NASA Launching Replacement for Lost Carbon Observer Spacecraft
A spacecraft to monitor carbon dioxide worldwide heads for a July launch.
NASA's newest spacecraft, the Orbiting Carbon Observatory-2, aims to map the amount of carbon dioxide—the big gorilla of greenhouse gases—in the skies of its home planet.
Scheduled for a July 1 launch from Vandenberg Air Force Base in California, the $475 million mission replaces the first Orbiting Carbon Observatory, lost during launch in 2009 in a mishap that planted it in the ocean off Antarctica.
"We're excited about this opportunity to finally complete some unfinished business," said the spacecraft team's Ralph Basilio of NASA's Jet Propulsion Laboratory in Pasadena, California. "It was heartbreaking to lose the first mission."

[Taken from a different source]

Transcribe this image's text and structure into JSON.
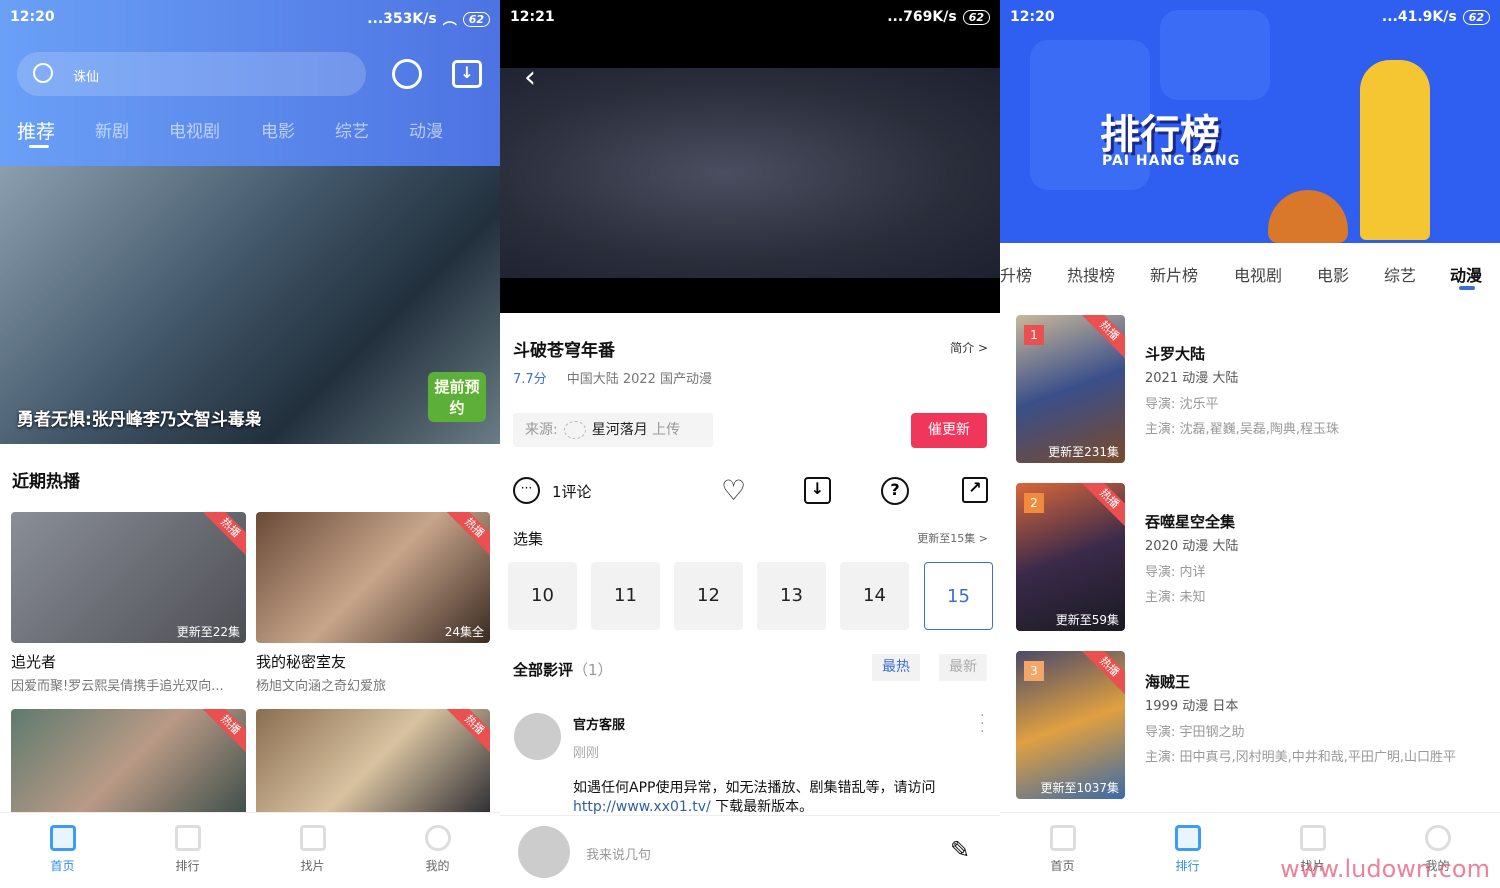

The new spacecraft, OCO-2, an upgraded version of the lost one, will essentially re-map atmospheric carbon dioxide once every 16 days with